Instead of sounding off with political rants between songs, Killer Mike and El-P spent most of that time advocating positivity. Pick up your fellow moshers if they fall down. If you ever feel disaffected, alone, or depressed, look around and remember that there’s a community of strangers around you that’s into the same shit. Twice when the duo noticed the front row getting crushed against the barricade, they instructed everyone to take one step back. “We want everyone who comes to our shows to feel safe!” RTJ also gave props to the security and crew without whom the show would have been impossible. As a testament to RTJ’s unifying power, this shout-out even got fans fist-bumping and high-fiving the same security guards who had shone Maglites at pot smokers and pulled surfers out of the crowd just moments before. Just as quickly, though, RTJ gave the “F U” to authority, reminding everyone that our government officials work for us, urging us not to let them forget that, and encouraging everyone who had weed on them to light up.
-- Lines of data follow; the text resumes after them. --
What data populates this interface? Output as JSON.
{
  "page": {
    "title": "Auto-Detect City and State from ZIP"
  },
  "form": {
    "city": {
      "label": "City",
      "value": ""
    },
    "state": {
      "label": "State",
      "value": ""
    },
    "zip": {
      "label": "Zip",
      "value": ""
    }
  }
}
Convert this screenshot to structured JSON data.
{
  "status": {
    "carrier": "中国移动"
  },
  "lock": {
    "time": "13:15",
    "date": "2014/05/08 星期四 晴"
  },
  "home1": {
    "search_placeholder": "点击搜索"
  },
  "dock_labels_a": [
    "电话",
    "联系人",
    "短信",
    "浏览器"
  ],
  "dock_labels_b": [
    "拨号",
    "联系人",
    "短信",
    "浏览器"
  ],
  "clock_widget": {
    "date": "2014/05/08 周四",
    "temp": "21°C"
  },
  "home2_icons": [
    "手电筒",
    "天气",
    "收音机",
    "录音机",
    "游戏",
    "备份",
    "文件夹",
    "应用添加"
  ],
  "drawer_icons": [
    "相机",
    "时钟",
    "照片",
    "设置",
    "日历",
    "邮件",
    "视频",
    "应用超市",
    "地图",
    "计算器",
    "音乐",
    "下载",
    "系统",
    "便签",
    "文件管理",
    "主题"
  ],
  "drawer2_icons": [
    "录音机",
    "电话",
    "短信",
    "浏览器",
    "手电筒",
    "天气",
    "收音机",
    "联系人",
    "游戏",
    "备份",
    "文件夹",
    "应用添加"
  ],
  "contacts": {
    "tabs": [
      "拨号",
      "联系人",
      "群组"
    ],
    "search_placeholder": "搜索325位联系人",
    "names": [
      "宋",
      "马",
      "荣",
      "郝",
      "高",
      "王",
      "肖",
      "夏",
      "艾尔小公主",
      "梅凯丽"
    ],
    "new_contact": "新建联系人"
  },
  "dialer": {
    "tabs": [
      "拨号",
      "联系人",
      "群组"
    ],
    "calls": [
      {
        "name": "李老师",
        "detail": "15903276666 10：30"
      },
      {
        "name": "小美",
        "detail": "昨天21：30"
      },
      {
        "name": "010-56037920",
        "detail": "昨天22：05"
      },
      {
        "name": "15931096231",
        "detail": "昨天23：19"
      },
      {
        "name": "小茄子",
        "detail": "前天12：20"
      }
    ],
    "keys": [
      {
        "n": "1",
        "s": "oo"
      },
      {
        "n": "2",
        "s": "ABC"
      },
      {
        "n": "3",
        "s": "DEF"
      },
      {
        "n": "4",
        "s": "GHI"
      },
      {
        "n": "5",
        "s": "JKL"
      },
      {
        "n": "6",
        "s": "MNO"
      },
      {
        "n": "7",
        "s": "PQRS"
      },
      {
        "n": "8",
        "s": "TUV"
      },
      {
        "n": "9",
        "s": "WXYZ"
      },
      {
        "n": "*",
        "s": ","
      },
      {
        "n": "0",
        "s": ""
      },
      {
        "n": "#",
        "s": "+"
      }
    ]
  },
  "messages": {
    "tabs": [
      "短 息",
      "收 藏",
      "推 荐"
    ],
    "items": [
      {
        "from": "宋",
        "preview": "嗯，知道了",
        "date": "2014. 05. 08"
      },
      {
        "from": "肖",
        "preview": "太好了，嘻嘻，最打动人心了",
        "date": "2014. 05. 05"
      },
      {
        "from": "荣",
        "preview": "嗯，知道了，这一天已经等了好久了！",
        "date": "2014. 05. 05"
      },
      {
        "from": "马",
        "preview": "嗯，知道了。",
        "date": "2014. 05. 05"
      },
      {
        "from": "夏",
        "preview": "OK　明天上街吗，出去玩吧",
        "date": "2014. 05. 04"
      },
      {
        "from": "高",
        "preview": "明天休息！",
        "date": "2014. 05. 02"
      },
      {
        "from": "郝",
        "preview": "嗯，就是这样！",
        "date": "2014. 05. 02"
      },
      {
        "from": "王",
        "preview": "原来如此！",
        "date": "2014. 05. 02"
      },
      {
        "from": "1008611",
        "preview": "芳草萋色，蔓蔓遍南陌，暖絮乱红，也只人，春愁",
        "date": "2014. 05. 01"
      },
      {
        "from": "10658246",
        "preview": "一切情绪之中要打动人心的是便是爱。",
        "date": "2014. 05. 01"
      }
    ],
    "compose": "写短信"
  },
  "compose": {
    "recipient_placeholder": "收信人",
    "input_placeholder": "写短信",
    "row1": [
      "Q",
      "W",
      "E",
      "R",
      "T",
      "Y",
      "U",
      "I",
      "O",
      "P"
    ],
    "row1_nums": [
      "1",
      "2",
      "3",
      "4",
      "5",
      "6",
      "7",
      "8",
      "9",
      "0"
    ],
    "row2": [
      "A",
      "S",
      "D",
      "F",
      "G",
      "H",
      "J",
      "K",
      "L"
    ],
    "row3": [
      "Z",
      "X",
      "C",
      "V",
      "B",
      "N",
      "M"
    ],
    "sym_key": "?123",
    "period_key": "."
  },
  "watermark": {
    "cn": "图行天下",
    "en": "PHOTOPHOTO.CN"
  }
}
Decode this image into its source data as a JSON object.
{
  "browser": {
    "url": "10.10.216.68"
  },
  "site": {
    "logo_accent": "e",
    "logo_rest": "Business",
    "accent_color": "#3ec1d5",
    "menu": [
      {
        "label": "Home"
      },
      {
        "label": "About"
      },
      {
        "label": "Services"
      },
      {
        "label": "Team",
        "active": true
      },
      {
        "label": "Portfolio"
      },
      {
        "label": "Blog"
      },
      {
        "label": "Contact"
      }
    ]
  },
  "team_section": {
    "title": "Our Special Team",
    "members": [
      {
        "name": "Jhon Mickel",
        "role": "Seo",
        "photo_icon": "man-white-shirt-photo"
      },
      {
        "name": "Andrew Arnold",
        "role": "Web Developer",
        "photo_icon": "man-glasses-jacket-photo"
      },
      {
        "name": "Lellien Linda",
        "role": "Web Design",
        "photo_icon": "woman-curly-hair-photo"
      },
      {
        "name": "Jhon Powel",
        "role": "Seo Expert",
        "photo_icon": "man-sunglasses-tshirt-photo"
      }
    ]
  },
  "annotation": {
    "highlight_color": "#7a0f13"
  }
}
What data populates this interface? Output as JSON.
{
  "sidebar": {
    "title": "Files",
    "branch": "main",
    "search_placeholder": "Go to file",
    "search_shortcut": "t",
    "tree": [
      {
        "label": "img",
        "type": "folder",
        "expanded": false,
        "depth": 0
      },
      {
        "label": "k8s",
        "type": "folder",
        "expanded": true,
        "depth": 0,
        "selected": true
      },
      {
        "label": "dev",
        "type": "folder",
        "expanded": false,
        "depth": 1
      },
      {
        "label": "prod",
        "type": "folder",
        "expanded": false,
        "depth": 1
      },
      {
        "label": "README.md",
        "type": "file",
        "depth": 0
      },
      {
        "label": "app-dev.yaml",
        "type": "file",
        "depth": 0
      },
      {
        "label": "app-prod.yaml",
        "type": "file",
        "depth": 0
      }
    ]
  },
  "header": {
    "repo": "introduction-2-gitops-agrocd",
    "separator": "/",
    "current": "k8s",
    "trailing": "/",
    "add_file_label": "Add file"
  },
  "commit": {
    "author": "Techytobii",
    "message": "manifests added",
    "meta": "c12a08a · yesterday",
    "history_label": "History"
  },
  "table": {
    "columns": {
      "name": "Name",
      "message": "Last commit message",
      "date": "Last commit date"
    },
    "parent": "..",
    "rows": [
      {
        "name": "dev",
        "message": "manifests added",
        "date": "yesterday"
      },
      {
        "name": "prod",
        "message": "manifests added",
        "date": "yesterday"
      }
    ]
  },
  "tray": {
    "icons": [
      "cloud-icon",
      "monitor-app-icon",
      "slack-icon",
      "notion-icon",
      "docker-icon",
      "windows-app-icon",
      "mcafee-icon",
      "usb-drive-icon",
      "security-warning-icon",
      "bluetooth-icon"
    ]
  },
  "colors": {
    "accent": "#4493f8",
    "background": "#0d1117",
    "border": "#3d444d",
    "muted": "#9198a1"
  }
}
Of course, RTJ threw some older tracks into the mix: the head spinning “Love Again”, their dusty-march DJ Shadow collaboration “Nobody Speak”, the sinister bubbling “Lie, Cheat, Steal”. RTJ repeatedly marveled at having rocketed from playing to rooms of 500 people to now a stadium. So they toasted that milestone by kicking it old school with the first song from their first album, “Run the Jewels”, still a top favourite amongst their fans. RTJ ended with a two-song encore that included their Zack de la Rocha collab “Close Your Eyes (And Count to Fuck)” and “Down”.

As the Gaslamp Killer said, the best art gets made in times of political turmoil, so at least we’re in for some great art. Killer Mike and El-P have made their most emphatic statement yet with Run the Jewels 3, and as the ravenous Vancouver crowd showed, RTJ is starting fires, one city at a time.

Leslie Ken Chu

Leslie Ken Chu

Contributor